DATA EXTRACTS >>
════

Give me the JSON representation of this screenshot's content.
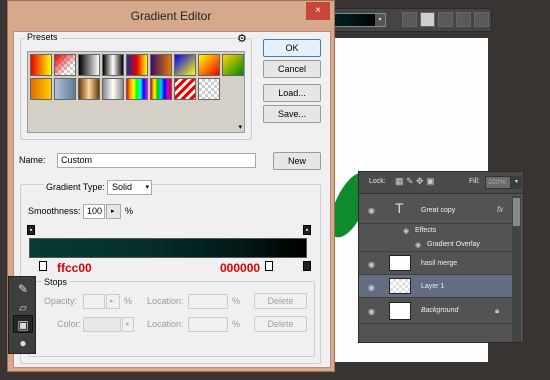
{
  "dialog": {
    "title": "Gradient Editor",
    "close_icon": "×"
  },
  "presets": {
    "label": "Presets",
    "gear_icon": "⚙"
  },
  "buttons": {
    "ok": "OK",
    "cancel": "Cancel",
    "load": "Load...",
    "save": "Save...",
    "new": "New"
  },
  "name": {
    "label": "Name:",
    "value": "Custom"
  },
  "gradient_type": {
    "label": "Gradient Type:",
    "value": "Solid"
  },
  "smoothness": {
    "label": "Smoothness:",
    "value": "100",
    "unit": "%"
  },
  "annotations": {
    "left_color": "ffcc00",
    "right_color": "000000"
  },
  "stops": {
    "label": "Stops",
    "opacity_label": "Opacity:",
    "opacity_unit": "%",
    "location_label": "Location:",
    "location_unit": "%",
    "color_label": "Color:",
    "delete": "Delete"
  },
  "colors": {
    "gradient_start": "#083a35",
    "gradient_end": "#000000",
    "annotation": "#e00000",
    "selected_layer": "#636d80"
  },
  "layers_panel": {
    "lock_label": "Lock:",
    "fill_label": "Fill:",
    "fill_value": "100%",
    "layers": [
      {
        "name": "Great copy",
        "fx": "fx"
      },
      {
        "name": "Effects"
      },
      {
        "name": "Gradient Overlay"
      },
      {
        "name": "hasil merge"
      },
      {
        "name": "Layer 1"
      },
      {
        "name": "Background"
      }
    ]
  }
}
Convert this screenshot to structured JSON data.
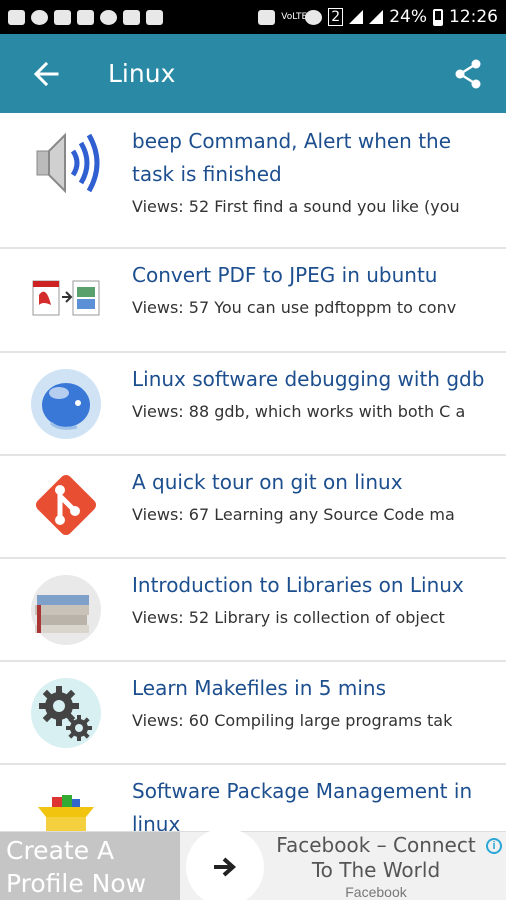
{
  "status_bar": {
    "battery": "24%",
    "time": "12:26",
    "network_badge": "2",
    "volte": "VoLTE"
  },
  "app_bar": {
    "title": "Linux",
    "back_icon": "arrow-left-icon",
    "share_icon": "share-icon"
  },
  "articles": [
    {
      "title": "beep Command, Alert when the task is finished",
      "snippet": "Views: 52 First find a sound you like (you",
      "icon": "speaker-icon"
    },
    {
      "title": "Convert PDF to JPEG in ubuntu",
      "snippet": "Views: 57 You can use pdftoppm to conv",
      "icon": "pdf-to-jpeg-icon"
    },
    {
      "title": "Linux software debugging with gdb",
      "snippet": "Views: 88 gdb, which works with both C a",
      "icon": "gdb-fish-icon"
    },
    {
      "title": "A quick tour on git on linux",
      "snippet": "Views: 67 Learning any Source Code ma",
      "icon": "git-icon"
    },
    {
      "title": "Introduction to Libraries on Linux",
      "snippet": "Views: 52   Library is collection of object",
      "icon": "books-icon"
    },
    {
      "title": "Learn Makefiles in 5 mins",
      "snippet": "Views: 60   Compiling large programs tak",
      "icon": "gears-icon"
    },
    {
      "title": "Software Package Management in linux",
      "snippet": "",
      "icon": "package-icon"
    }
  ],
  "ad": {
    "left_text": "Create A Profile Now",
    "headline": "Facebook – Connect To The World",
    "source": "Facebook",
    "arrow_icon": "arrow-right-icon",
    "info_icon": "adchoices-info-icon",
    "info_glyph": "i"
  },
  "colors": {
    "app_bar": "#2a8aa6",
    "title_text": "#1d4f8f"
  }
}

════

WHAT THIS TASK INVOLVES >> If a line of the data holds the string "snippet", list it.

FINISHED EXERCISE >>
      "snippet": "Views: 52 First find a sound you like (you",
      "snippet": "Views: 57 You can use pdftoppm to conv",
      "snippet": "Views: 88 gdb, which works with both C a",
      "snippet": "Views: 67 Learning any Source Code ma",
      "snippet": "Views: 52   Library is collection of object",
      "snippet": "Views: 60   Compiling large programs tak",
      "snippet": "",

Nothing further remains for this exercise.